Tuesday, August 29, 2006

SHARK TALE: Anatomy of a faux-tographic hoax



You see them in your e-mailbox every day: Photos that take your breath away. Remember the snapshot of the guy standing on the World Trade Center as an airliner approaches behind him? The shot of a shark leaping up to snap at a rescue diver dangling from a helicopter? A photo of President Bush reading from an upside-down children's book?

All "faux-tographs" -- hoaxes made possible by the magic of Photoshop. Some are so good, even experts have a hard time seeing the telltale clues that they're fabricated. The camera doesn't lie, but sometimes geeky pranksters do.

Recently, we heard of a photo floating around the Internet of a giant, "Jaws"-like shark caught just off one of our area's most popular beaches. It didn't take long to find it, and it was shockingly large. After a day of phone calls and emails, my colleague Brian Pearson punched holes in the prank, but he also did something rare in the urban-myth detective business: He found the actual hoaxter! His story appears today in The Enterprise.

Why do people do it? In our case, it was just a friendly joke. In other cases, though, the reasons for "faux-tography" are more sinister. David Mikkelson, founder of the greatest mythbusting site on Earth, Snopes.com, says this:

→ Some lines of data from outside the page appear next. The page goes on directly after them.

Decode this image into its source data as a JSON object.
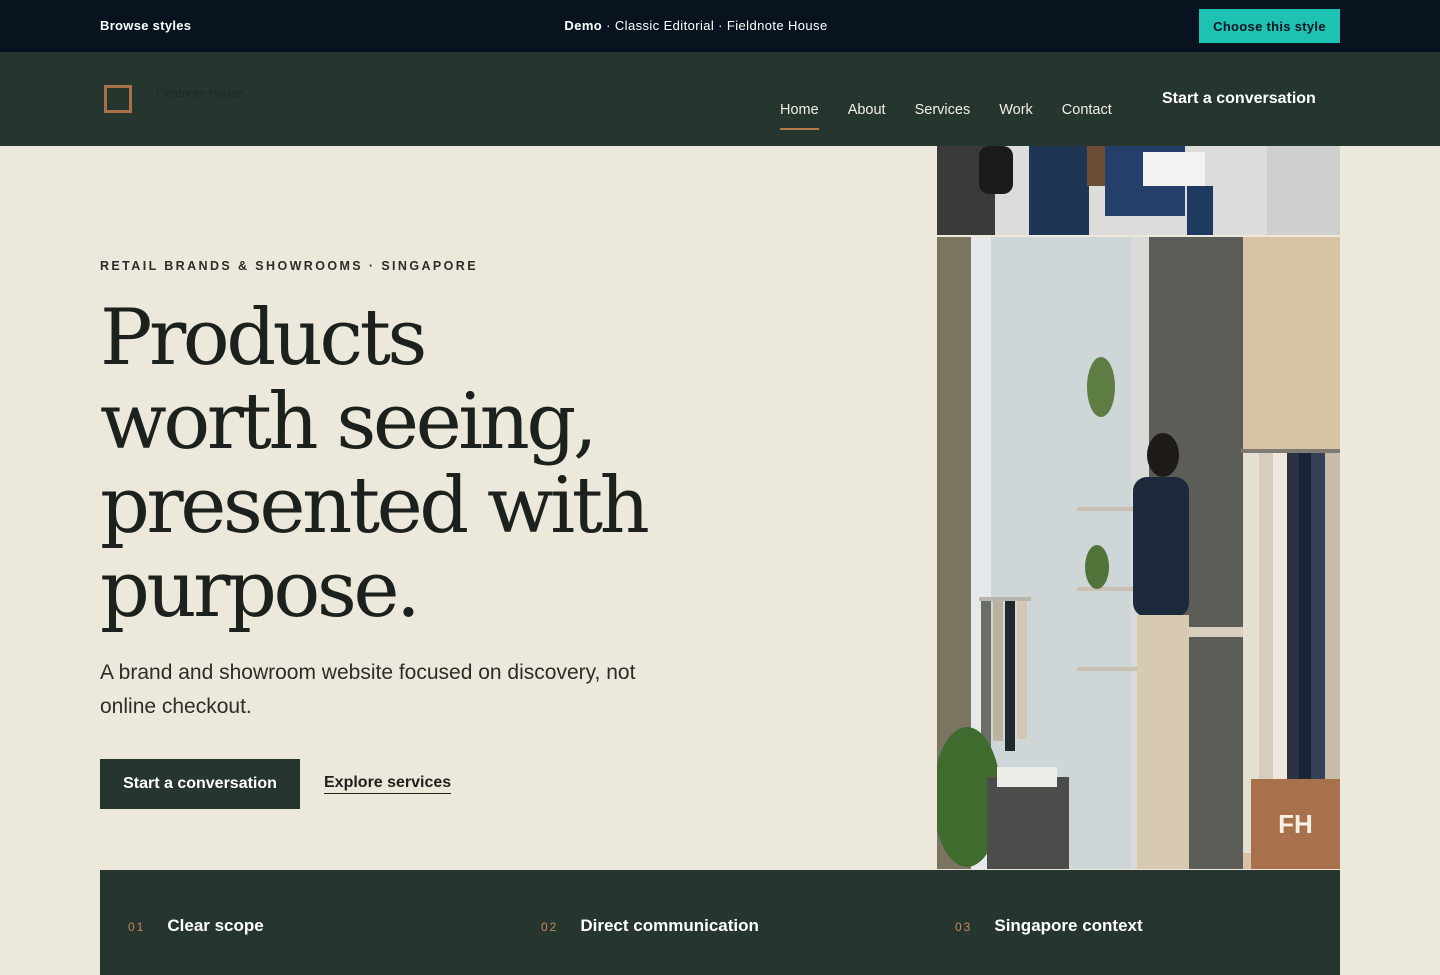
{
  "demo_bar": {
    "browse_label": "Browse styles",
    "crumb_bold": "Demo",
    "crumb_rest": " · Classic Editorial · Fieldnote House",
    "choose_label": "Choose this style",
    "accent": "#1ec2b3",
    "background": "#08131f"
  },
  "nav": {
    "brand": "Fieldnote House",
    "links": [
      {
        "label": "Home",
        "active": true
      },
      {
        "label": "About"
      },
      {
        "label": "Services"
      },
      {
        "label": "Work"
      },
      {
        "label": "Contact"
      }
    ],
    "cta": "Start a conversation",
    "background": "#26352d"
  },
  "hero": {
    "eyebrow": "RETAIL BRANDS & SHOWROOMS · SINGAPORE",
    "headline_lines": [
      "Products",
      "worth seeing,",
      "presented with",
      "purpose."
    ],
    "subline": "A brand and showroom website focused on discovery, not online checkout.",
    "primary_cta": "Start a conversation",
    "secondary_cta": "Explore services",
    "badge": "FH",
    "badge_color": "#a8714b"
  },
  "features": [
    {
      "num": "01",
      "label": "Clear scope"
    },
    {
      "num": "02",
      "label": "Direct communication"
    },
    {
      "num": "03",
      "label": "Singapore context"
    }
  ]
}
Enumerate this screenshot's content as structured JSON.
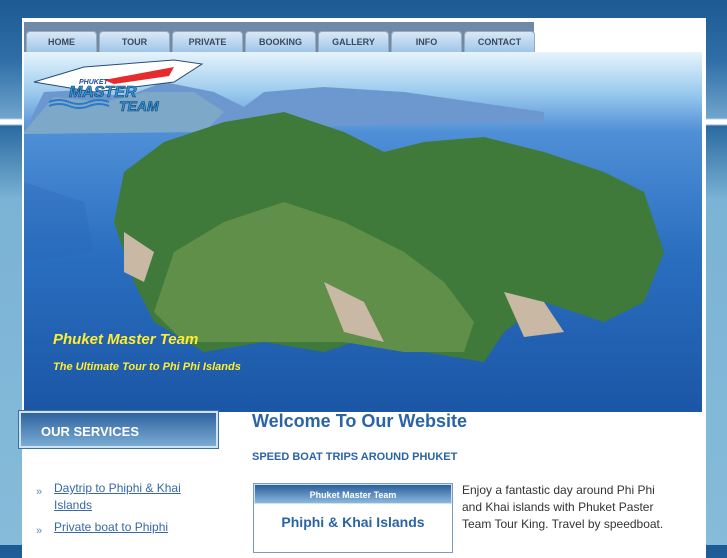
{
  "nav": [
    "HOME",
    "TOUR",
    "PRIVATE",
    "BOOKING",
    "GALLERY",
    "INFO",
    "CONTACT"
  ],
  "logo": {
    "line1": "PHUKET",
    "line2": "MASTER",
    "line3": "TEAM"
  },
  "hero": {
    "title": "Phuket Master Team",
    "subtitle": "The Ultimate Tour to Phi Phi Islands"
  },
  "sidebar": {
    "heading": "OUR SERVICES",
    "items": [
      "Daytrip to Phiphi & Khai Islands",
      "Private boat to Phiphi"
    ]
  },
  "main": {
    "title": "Welcome To Our Website",
    "subtitle": "SPEED BOAT TRIPS AROUND PHUKET",
    "box": {
      "header": "Phuket Master Team",
      "title": "Phiphi & Khai Islands"
    },
    "intro": "Enjoy a fantastic day around Phi Phi and Khai islands with Phuket Paster Team Tour King. Travel by speedboat."
  }
}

"The online world is fraught with clever photo manipulations that often provoke gales of laughter in those who view them, so we speculate that whoever put together this particular bit of imaging did so purely as a lark. However, presumed lighthearted motives or not, the photo [of the tourist at WTC] provokes sensations of horror in those who view it. It apparently captures the last fraction of a second of this man's life . . . and also of the final moment of normalcy before the universe changed for all of us. In the blink of an eye, a beautiful yet ordinary fall day was transformed into flames and falling bodies, buildings collapsing inwards on themselves, and wave upon wave of terror washing over a populace wholly unprepared for a war beginning in its midst."
Wouldn't it be nice to believe in everything ... anything ... something? Why must there always be someone ready, willing and able to undermine our trust, whether in a baseball player's natural ability to hit a ball, our leadership, or simple photographs? That's a sad thing in today's world, where mendacity has become an accepted tool in achieving too many twisted goals. So don't believe everything you see (or read), even if it looks real. A little skepticism and suspicion -- a little, mind you -- is a good thing. A lot might make this world too cynical and we really don't need the bad mojo right now, but being a tad skeptical of things you see and hear doesn't hurt anyone, especially you.

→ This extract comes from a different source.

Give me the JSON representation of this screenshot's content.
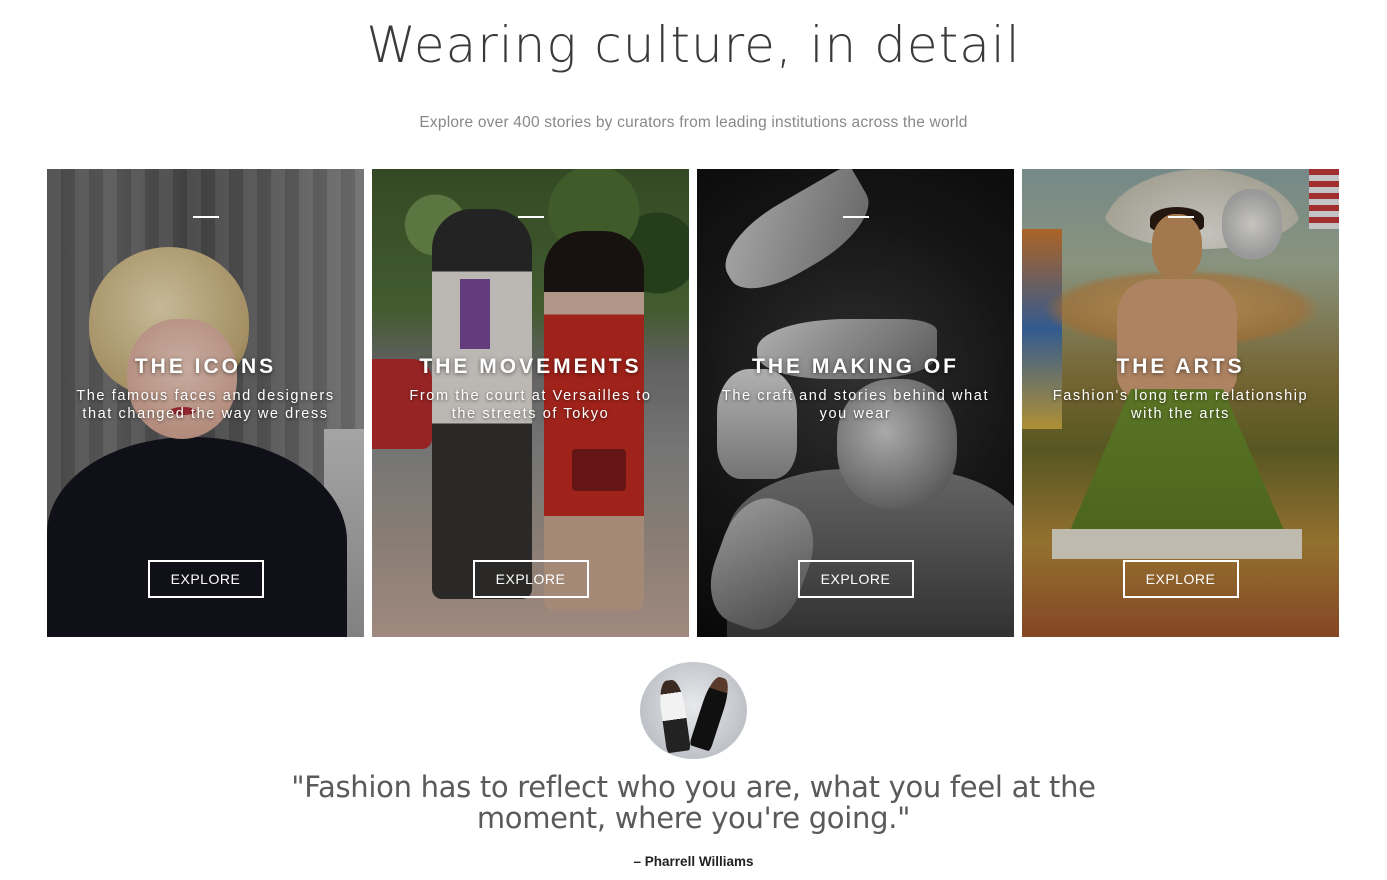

Chancelucky said...

You forgot the photo of the Tsunami wave coming up to the tenth floor of some coastal resort. You quoted snopes. I tend to think of fauxtaux shop hoaxes as a visual version of the urban legend. They appeal to something we want to believe, so we suspend disbelief for a story or an image that's more appealing than reality.

SingingSkies said...

I don't know how much time I spend 'defrocking' visual and verbal urban legends. Yet the same people keep sending them on, seemingly oblivious to the possibility that the pictures and stories may be fabricated.

There's something about the photographic legends which grab the gullible and draw them in. Probably something to do with the "camera doesn't lie" trustworthiness that we've come to expect, and don't examine, regardless of the source. This in spite of how many times we've been wowed and awed by the technological marvels of movie-making and years of "photo touchups" to make the "beautiful people" more beautiful.

You're right. A bit of skepticism is a good thing. Besides, it's sometimes fun figuring out if it's "live or Memorex".

Democracy Lover said...

Here's some real news from your neck of the woods:

U.S. Army Intelligence Analyst Targeted For Suggesting New Independent 9/11 Investigation

Ron Franscell said...

My first blush after reading the Iconoclast story is that the military might have overreacted (that's not news, even in these here parts.) My second blush is that Sgt. Buswell doesn't seem to be a very astute intelligence officer, since there seems to be plenty of evidence of the plane crashes at the Pentagon and Shanksville, so maybe his bosses lost confidence in his analytical abilities. Can't tell from "No comment."

The best 9/11 conspiracy-debunking site I've seen is this one.

Anonymous said...

that's a damn big fish.